The SMSF Association says the proposal to increase the SMSF member cap from four to six could allow SMSFs to use more franking credits under Labor’s change, and help fund enter into purchases of large assets.
In last year’s Budget the Government announced a proposal to increase the maximum number of members from four to six. Legislation including the change was introduced in February, and is subject to a Senate inquiry.
The SMSF Association (SMSFA), in a submission to the inquiry, is supportive of the measure.
The Association says that adding more members to an SMSF could increase its taxable income, providing “extra flexibility” to use franking credits.
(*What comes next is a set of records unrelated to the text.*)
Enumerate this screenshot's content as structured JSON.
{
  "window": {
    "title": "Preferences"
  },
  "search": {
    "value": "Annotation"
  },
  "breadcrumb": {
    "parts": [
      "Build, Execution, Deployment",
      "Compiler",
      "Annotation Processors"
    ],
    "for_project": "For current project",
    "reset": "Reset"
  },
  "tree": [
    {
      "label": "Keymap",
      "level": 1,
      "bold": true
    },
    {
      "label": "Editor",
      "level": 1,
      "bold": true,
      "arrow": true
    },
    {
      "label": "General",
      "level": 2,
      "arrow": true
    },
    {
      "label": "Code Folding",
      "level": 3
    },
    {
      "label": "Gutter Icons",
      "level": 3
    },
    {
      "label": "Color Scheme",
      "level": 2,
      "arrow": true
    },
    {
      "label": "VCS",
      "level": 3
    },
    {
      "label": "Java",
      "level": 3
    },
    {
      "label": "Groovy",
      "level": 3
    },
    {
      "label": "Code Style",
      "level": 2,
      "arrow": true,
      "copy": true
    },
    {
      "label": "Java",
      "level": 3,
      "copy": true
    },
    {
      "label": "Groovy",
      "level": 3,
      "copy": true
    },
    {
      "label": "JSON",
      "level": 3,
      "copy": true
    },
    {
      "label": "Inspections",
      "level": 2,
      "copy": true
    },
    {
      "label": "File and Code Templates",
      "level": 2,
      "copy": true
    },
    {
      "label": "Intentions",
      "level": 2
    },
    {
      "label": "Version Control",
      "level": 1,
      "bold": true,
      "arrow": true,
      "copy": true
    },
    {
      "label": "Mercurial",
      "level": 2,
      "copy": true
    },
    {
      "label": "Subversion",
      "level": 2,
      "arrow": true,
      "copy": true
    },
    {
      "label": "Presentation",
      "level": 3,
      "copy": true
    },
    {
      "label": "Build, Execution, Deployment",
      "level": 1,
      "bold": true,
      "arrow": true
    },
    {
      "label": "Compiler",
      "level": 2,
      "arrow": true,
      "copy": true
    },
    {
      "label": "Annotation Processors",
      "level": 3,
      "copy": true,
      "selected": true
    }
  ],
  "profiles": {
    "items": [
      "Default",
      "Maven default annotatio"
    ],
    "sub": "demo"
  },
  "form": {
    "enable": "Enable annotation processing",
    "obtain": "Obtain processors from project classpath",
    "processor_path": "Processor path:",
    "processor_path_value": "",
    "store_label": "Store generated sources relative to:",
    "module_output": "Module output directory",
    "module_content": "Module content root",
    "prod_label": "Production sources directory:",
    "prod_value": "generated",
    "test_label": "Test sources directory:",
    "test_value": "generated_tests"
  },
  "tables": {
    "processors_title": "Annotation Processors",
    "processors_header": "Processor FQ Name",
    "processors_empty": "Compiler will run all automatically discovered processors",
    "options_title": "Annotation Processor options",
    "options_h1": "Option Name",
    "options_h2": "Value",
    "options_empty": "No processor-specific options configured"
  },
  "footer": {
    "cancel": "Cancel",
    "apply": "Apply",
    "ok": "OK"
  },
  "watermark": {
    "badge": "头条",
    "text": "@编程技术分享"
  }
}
This would become more relevant if Labor is elected and implements its policy of stopping refunds of excess franking credits.
“This would result in more consistent treatment with most large superannuation funds. However, this outcome highlights one of the inequities of any proposal to deny franking credit refunds,” says the SMSFA, in its submission.
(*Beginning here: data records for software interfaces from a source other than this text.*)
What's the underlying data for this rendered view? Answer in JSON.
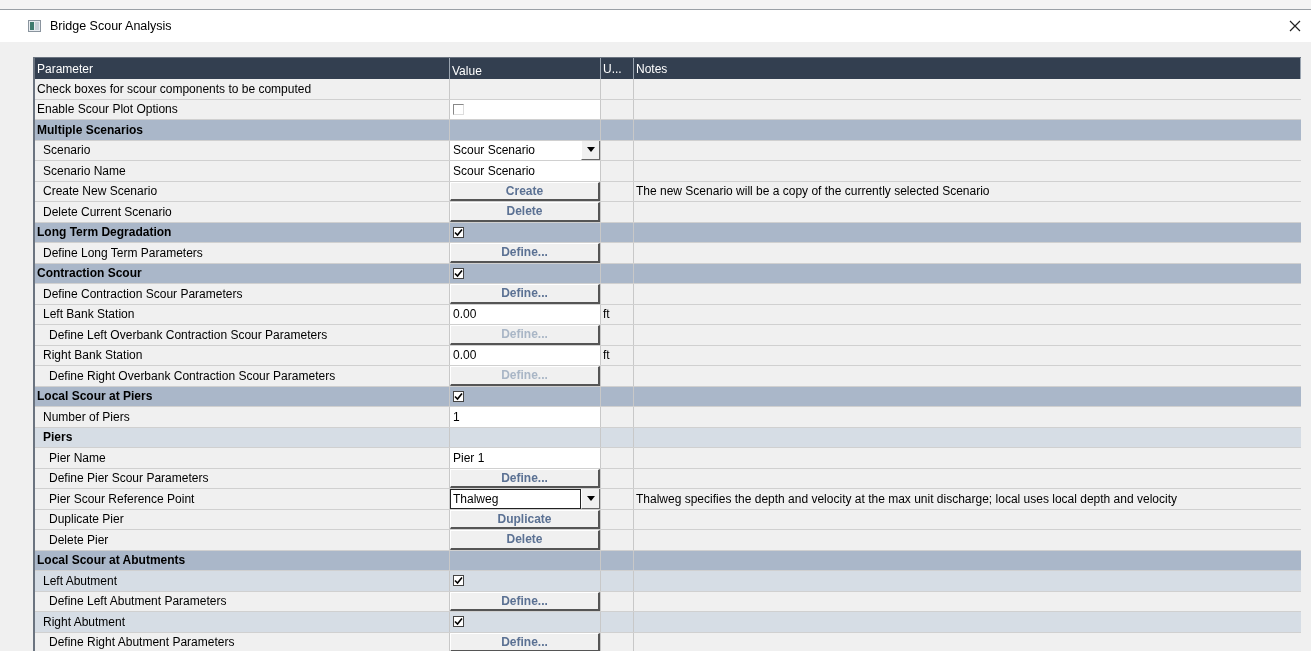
{
  "window": {
    "title": "Bridge Scour Analysis"
  },
  "table": {
    "columns": [
      "Parameter",
      "Value",
      "U...",
      "Notes"
    ],
    "rows": [
      {
        "label": "Check boxes for scour components to be computed",
        "kind": "item",
        "heading": false
      },
      {
        "label": "Enable Scour Plot Options",
        "kind": "item",
        "heading": false,
        "value": {
          "kind": "checkbox",
          "checked": false
        }
      },
      {
        "label": "Multiple Scenarios",
        "kind": "section",
        "heading": true,
        "children": [
          {
            "label": "Scenario",
            "kind": "item",
            "heading": false,
            "value": {
              "kind": "dropdown",
              "text": "Scour Scenario",
              "focused": false
            }
          },
          {
            "label": "Scenario Name",
            "kind": "item",
            "heading": false,
            "value": {
              "kind": "input",
              "text": "Scour Scenario"
            }
          },
          {
            "label": "Create New Scenario",
            "kind": "item",
            "heading": false,
            "value": {
              "kind": "button",
              "text": "Create",
              "disabled": false
            },
            "note": "The new Scenario will be a copy of the currently selected Scenario"
          },
          {
            "label": "Delete Current Scenario",
            "kind": "item",
            "heading": false,
            "value": {
              "kind": "button",
              "text": "Delete",
              "disabled": false
            }
          }
        ]
      },
      {
        "label": "Long Term Degradation",
        "kind": "section",
        "heading": true,
        "value": {
          "kind": "checkbox",
          "checked": true
        },
        "children": [
          {
            "label": "Define Long Term Parameters",
            "kind": "item",
            "heading": false,
            "value": {
              "kind": "button",
              "text": "Define...",
              "disabled": false
            }
          }
        ]
      },
      {
        "label": "Contraction Scour",
        "kind": "section",
        "heading": true,
        "value": {
          "kind": "checkbox",
          "checked": true
        },
        "children": [
          {
            "label": "Define Contraction Scour Parameters",
            "kind": "item",
            "heading": false,
            "value": {
              "kind": "button",
              "text": "Define...",
              "disabled": false
            }
          },
          {
            "label": "Left Bank Station",
            "kind": "item",
            "heading": false,
            "value": {
              "kind": "input",
              "text": "0.00"
            },
            "unit": "ft",
            "children": [
              {
                "label": "Define Left Overbank Contraction Scour Parameters",
                "kind": "item",
                "heading": false,
                "value": {
                  "kind": "button",
                  "text": "Define...",
                  "disabled": true
                }
              }
            ]
          },
          {
            "label": "Right Bank Station",
            "kind": "item",
            "heading": false,
            "value": {
              "kind": "input",
              "text": "0.00"
            },
            "unit": "ft",
            "children": [
              {
                "label": "Define Right Overbank Contraction Scour Parameters",
                "kind": "item",
                "heading": false,
                "value": {
                  "kind": "button",
                  "text": "Define...",
                  "disabled": true
                }
              }
            ]
          }
        ]
      },
      {
        "label": "Local Scour at Piers",
        "kind": "section",
        "heading": true,
        "value": {
          "kind": "checkbox",
          "checked": true
        },
        "children": [
          {
            "label": "Number of Piers",
            "kind": "item",
            "heading": false,
            "value": {
              "kind": "input",
              "text": "1"
            }
          },
          {
            "label": "Piers",
            "kind": "group",
            "heading": true,
            "children": [
              {
                "label": "Pier Name",
                "kind": "item",
                "heading": false,
                "value": {
                  "kind": "input",
                  "text": "Pier 1"
                }
              },
              {
                "label": "Define Pier Scour Parameters",
                "kind": "item",
                "heading": false,
                "value": {
                  "kind": "button",
                  "text": "Define...",
                  "disabled": false
                }
              },
              {
                "label": "Pier Scour Reference Point",
                "kind": "item",
                "heading": false,
                "value": {
                  "kind": "dropdown",
                  "text": "Thalweg",
                  "focused": true
                },
                "note": "Thalweg specifies the depth and velocity at the max unit discharge; local uses local depth and velocity"
              },
              {
                "label": "Duplicate Pier",
                "kind": "item",
                "heading": false,
                "value": {
                  "kind": "button",
                  "text": "Duplicate",
                  "disabled": false
                }
              },
              {
                "label": "Delete Pier",
                "kind": "item",
                "heading": false,
                "value": {
                  "kind": "button",
                  "text": "Delete",
                  "disabled": false
                }
              }
            ]
          }
        ]
      },
      {
        "label": "Local Scour at Abutments",
        "kind": "section",
        "heading": true,
        "children": [
          {
            "label": "Left Abutment",
            "kind": "group",
            "heading": false,
            "value": {
              "kind": "checkbox",
              "checked": true
            },
            "children": [
              {
                "label": "Define Left Abutment Parameters",
                "kind": "item",
                "heading": false,
                "value": {
                  "kind": "button",
                  "text": "Define...",
                  "disabled": false
                }
              }
            ]
          },
          {
            "label": "Right Abutment",
            "kind": "group",
            "heading": false,
            "value": {
              "kind": "checkbox",
              "checked": true
            },
            "children": [
              {
                "label": "Define Right Abutment Parameters",
                "kind": "item",
                "heading": false,
                "value": {
                  "kind": "button",
                  "text": "Define...",
                  "disabled": false
                }
              }
            ]
          }
        ]
      }
    ]
  }
}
The SMSFA also says that increasing the member cap could allow SMSFs to fund larger asset purchases, such as business property, the capacity for which has been reduced by lower contribution caps.
“Pooling monies allows small business owners the opportunity to transfer their most significant business asset to their SMSF which increases their ability to save for retirement. This is particularly important for small business operators who do not have the ability to contribute as easily as other individuals as they tend to reinvest in their business rather than contribute to superannuation.”
“Allowing small business owners to pool their balances together will be an added benefit of the increase in SMSF members. With the recent pull back in limited recourse borrowing arrangement offerings by large banks and a potential ban by the Australian Labor Party, this potentially becomes even more important.”
Labor’s policy is to stop new LRBAs – following a recommendation of the Financial System Inquiry to return to a ban on most forms of borrowing in superannuation.
In terms of negatives of increasing the SMSF member cap, the SMSFA notes that larger SMSFs could lead to elder abuse.
“Issues such as elder abuse, complex estate planning disputes and inappropriate investment strategies can occur in SMSFs with up to four members, so the possibility of allowing larger SMSFs could see this happen more often. Accordingly, larger SMSFs should only be used in limited situations and with specialist SMSF advice,” said SMSFA CEO John Maroney.
The SMSFA warns that: “ANY decision to add extra members to an SMSF should always be properly planned and accompanied by specialist SMSF advice to reduce any potential risks.”
“We believe this amendment should be regarded as a non-controversial change to the SMSF sector which promotes more choice and flexibility in the superannuation system and does not pose any significant integrity issues, especially if specialist SMSF advice is sought by consumers.”
The Senate inquiry into the Bill is due to report by 26 March. Parliament is next scheduled to sit on April 2, with only a few sitting days likely ahead of the expected calling of a May election.